    Your plan sounds workable. I added kale, chard, chives, spinach - cut and cut again type plants. That and anything vertical (check out climbing cucumbers - very nice).

    1. I garden in NH so rosemary is a tender perennial here. I grow it in a pot and sometimes bring it inside. Last year I gave away a plant that had survived several indoor winters. I think you have to love rosemary to devote space to it in a sq foot garden. I love other herbs more. Also, I like to have a prostrate rosemary in a shallow wooden bucket as a feature next to my porch set. It sits on a stand and I usually plant a small thyme and a third plant to complement it.
      I started out with square foot gardening with the intent of getting as much harvest as possible so strawberries wouldn't be my choice. I'm not sure how much you can harvest and they would take up space when not producing. I would plant something like bush beans and beets or the kind of veggies Westy plants.

      1 Reply
      1. re: dfrostnh

        I agree about the "love of rosemary". Last year, my rosemary flourished in a 6 inch pot.

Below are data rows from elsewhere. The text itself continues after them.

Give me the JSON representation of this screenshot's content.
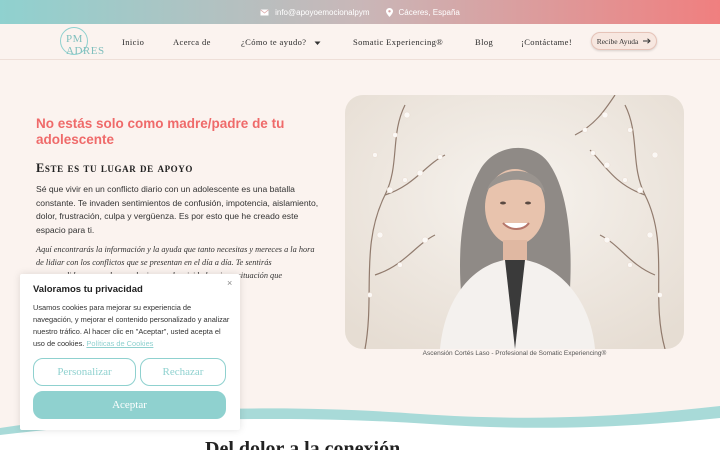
{
  "topbar": {
    "email": "info@apoyoemocionalpym",
    "location": "Cáceres, España",
    "email_icon": "mail-icon",
    "location_icon": "location-pin-icon"
  },
  "header": {
    "logo_text": "PM ADRES",
    "nav": [
      {
        "label": "Inicio"
      },
      {
        "label": "Acerca de"
      },
      {
        "label": "¿Cómo te ayudo?"
      },
      {
        "label": "Somatic Experiencing®"
      },
      {
        "label": "Blog"
      },
      {
        "label": "¡Contáctame!"
      }
    ],
    "cta_label": "Recibe Ayuda"
  },
  "hero": {
    "title": "No estás solo como madre/padre de tu adolescente",
    "subtitle": "Este es tu lugar de apoyo",
    "paragraph": "Sé que vivir en un conflicto diario con un adolescente es una batalla constante. Te invaden sentimientos de confusión, impotencia, aislamiento, dolor, frustración, culpa y vergüenza. Es por esto que he creado este espacio para ti.",
    "italic": "Aquí encontrarás la información y la ayuda que tanto necesitas y mereces a la hora de lidiar con los conflictos que se presentan en el día a día. Te sentirás comprendido y apoyado por alguien que ha vivido la misma situación que",
    "photo_caption": "Ascensión Cortés Laso - Profesional de Somatic Experiencing®"
  },
  "bottom": {
    "title": "Del dolor a la conexión"
  },
  "cookie": {
    "title": "Valoramos tu privacidad",
    "text": "Usamos cookies para mejorar su experiencia de navegación, y mejorar el contenido personalizado y analizar nuestro tráfico. Al hacer clic en \"Aceptar\", usted acepta el uso de cookies.",
    "link": "Políticas de Cookies",
    "customize_label": "Personalizar",
    "reject_label": "Rechazar",
    "accept_label": "Aceptar",
    "close_glyph": "×"
  },
  "colors": {
    "accent_teal": "#8fd1cf",
    "accent_coral": "#ef6a6a",
    "background": "#fbf3ef"
  }
}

      2. tz, I commend your efforts! For most vegetables, one foot squares seem a bit confining to me. Please post with updates throughout the season.

        On your web site you write: Lots of garden soil, peat moss and compost.

        Dirt and amendments can get quite expensive, so for budget purposes, here's a site to help figure how much "lots" is.